If your goal is weight loss, it’s important to focus on overall body composition rather than just the number on the scale, as gaining muscle can positively impact your body composition even if your weight doesn’t change significantly.
How do you lose fat and gain muscle in a healthy way?
Losing fat and gaining muscle can be achieved through a combination of proper nutrition and regular exercise in a healthy and sustainable manner. Here are some tips to gain muscle in a healthy way:
Focus on body recomposition
Body recomposition refers to the process of simultaneously gaining muscle and losing fat, which can be beneficial for overall health and metabolism. This can be achieved by ensuring an adequate intake of protein, which is essential for muscle building, while also creating a caloric deficit to promote fat loss.
[Related: How to Lose Stubborn Fat and Get Nice Muscle Definition]
Incorporate resistance training
Resistance training, such as weightlifting or using resistance bands, is important for building muscle and increasing strength and endurance. Regular resistance training can help stimulate muscle growth and improve body composition.
Include HIIT workouts
High-Intensity Interval Training (HIIT) can be effective in both burning fat and building muscle at the same time. A study found that resistance training in healthy adults can have a positive effect on body fat percentage, fat mass, and visceral fat.
HIIT workouts involve short bursts of intense exercise followed by brief periods of rest and can help increase metabolism, improve cardiovascular health, and promote muscle growth.
Create a caloric deficit for fat loss
In order to lose fat, it’s important to create a caloric deficit by burning more calories than you consume. This can be achieved through a combination of diet and exercise. However, it’s important to create a moderate caloric deficit to avoid losing muscle mass and compromising overall health.
[Related: The Truth About Intermittent Fasting and Weight Loss]
Ensure adequate protein intake
Protein is crucial for muscle building and repair, so it’s important to consume enough protein in your diet. Aim for a protein intake of at least 0.7 to 0.8 grams per pound of body weight to support muscle growth while losing fat.
Prioritize overall health

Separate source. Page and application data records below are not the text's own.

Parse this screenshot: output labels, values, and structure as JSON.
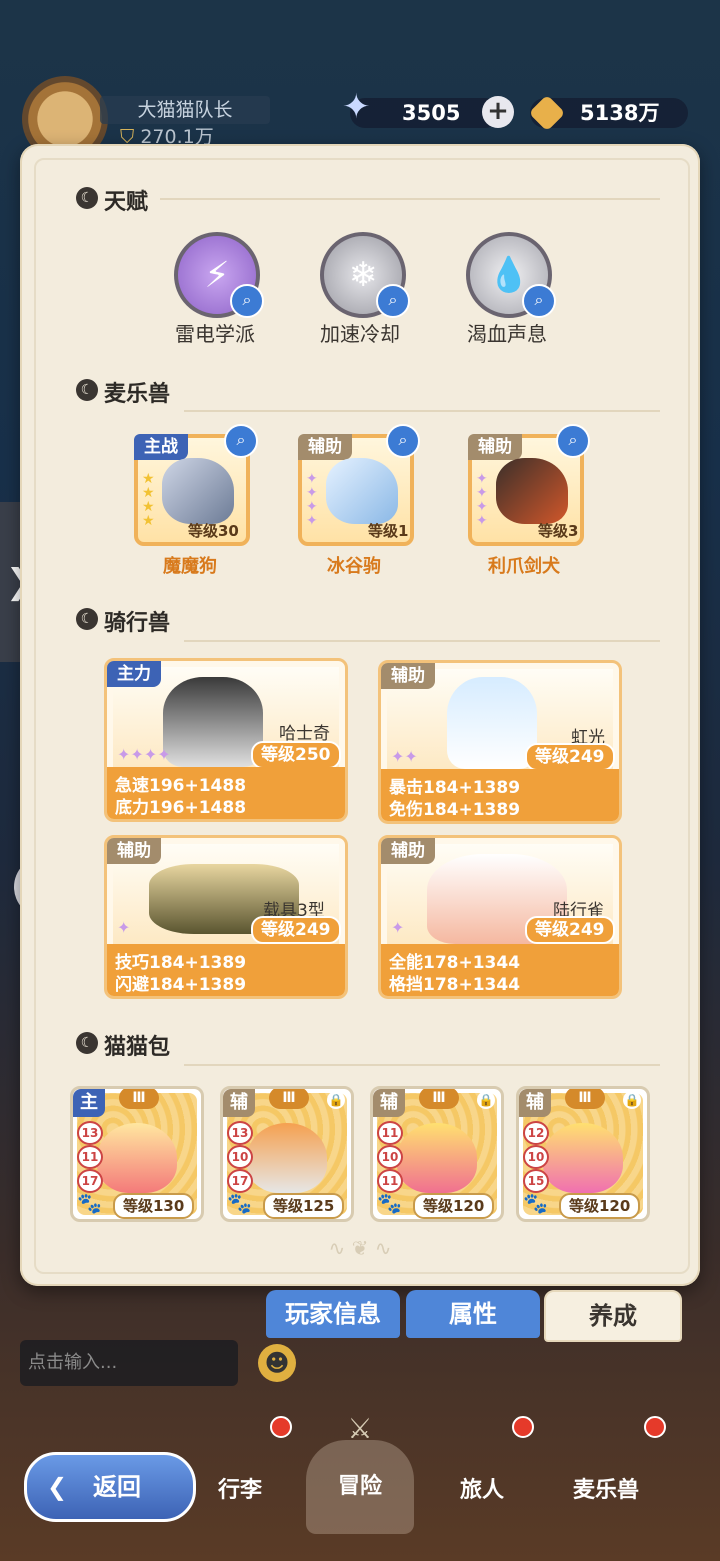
{
  "player": {
    "name": "大猫猫队长",
    "power": "270.1万"
  },
  "resources": {
    "gems": "3505",
    "coins": "5138万"
  },
  "sections": {
    "talent": "天赋",
    "pets": "麦乐兽",
    "mounts": "骑行兽",
    "bags": "猫猫包"
  },
  "talents": [
    {
      "label": "雷电学派"
    },
    {
      "label": "加速冷却"
    },
    {
      "label": "渴血声息"
    }
  ],
  "pets": [
    {
      "role": "主战",
      "level": "等级30",
      "name": "魔魔狗"
    },
    {
      "role": "辅助",
      "level": "等级1",
      "name": "冰谷驹"
    },
    {
      "role": "辅助",
      "level": "等级3",
      "name": "利爪剑犬"
    }
  ],
  "mounts": [
    {
      "role": "主力",
      "name": "哈士奇",
      "level": "等级250",
      "stat1": "急速196+1488",
      "stat2": "底力196+1488"
    },
    {
      "role": "辅助",
      "name": "虹光",
      "level": "等级249",
      "stat1": "暴击184+1389",
      "stat2": "免伤184+1389"
    },
    {
      "role": "辅助",
      "name": "载具3型",
      "level": "等级249",
      "stat1": "技巧184+1389",
      "stat2": "闪避184+1389"
    },
    {
      "role": "辅助",
      "name": "陆行雀",
      "level": "等级249",
      "stat1": "全能178+1344",
      "stat2": "格挡178+1344"
    }
  ],
  "bags": [
    {
      "role": "主",
      "grade": "Ⅲ",
      "level": "等级130",
      "nums": [
        "13",
        "11",
        "17"
      ]
    },
    {
      "role": "辅",
      "grade": "Ⅲ",
      "level": "等级125",
      "nums": [
        "13",
        "10",
        "17"
      ]
    },
    {
      "role": "辅",
      "grade": "Ⅲ",
      "level": "等级120",
      "nums": [
        "11",
        "10",
        "11"
      ]
    },
    {
      "role": "辅",
      "grade": "Ⅲ",
      "level": "等级120",
      "nums": [
        "12",
        "10",
        "15"
      ]
    }
  ],
  "tabs": {
    "info": "玩家信息",
    "attr": "属性",
    "train": "养成"
  },
  "chat": {
    "placeholder": "点击输入..."
  },
  "nav": {
    "back": "返回",
    "bag": "行李",
    "adventure": "冒险",
    "traveler": "旅人",
    "pets": "麦乐兽"
  },
  "colors": {
    "main_tag": "#3d63b5",
    "assist_tag": "#a38c6c",
    "tab_blue": "#4f86d8",
    "tab_active": "#f6efe0",
    "accent_orange": "#f0a03a"
  }
}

It’s important to focus on overall health and well-being rather than solely focusing on the number on the scale. Make sure to get enough sleep, stay hydrated, and manage stress effectively, as these factors can impact your ability to lose fat and gain muscle in a healthy way.
Frequently Asked Questions (FAQs)
Got more questions about the differences between fat and muscle? Check out some commonly asked questions about this topic below.
Fat and muscle differ in composition, function, and impact on health. While fat is an energy storage tissue that can accumulate and lead to excess body weight, muscle is a contractile tissue that provides strength, and stability, and supports physical performance.
Optimizing nutrition, engaging in regular physical activity, including resistance training, and maintaining a healthy lifestyle can help reduce body fat and promote muscle growth. Balancing caloric intake, incorporating a well-rounded exercise routine, and getting adequate rest are key strategies to achieve this goal.
No, it is not possible to convert fat into muscle or vice versa. Fat and muscle are two different types of tissues with distinct functions and properties. However, through proper diet, exercise, and lifestyle habits, it is possible to reduce body fat and build muscle simultaneously, leading to improved body composition and overall health.
Understanding the intricacies of fat vs muscle is crucial for anyone striving to achieve optimal fitness and improve their overall health. If you found this article helpful, don’t keep it to yourself! Share it with a friend. And remember to check out my full blog for more tips on health and fitness. Together, we can strive towards a healthier, fitter, and more informed lifestyle.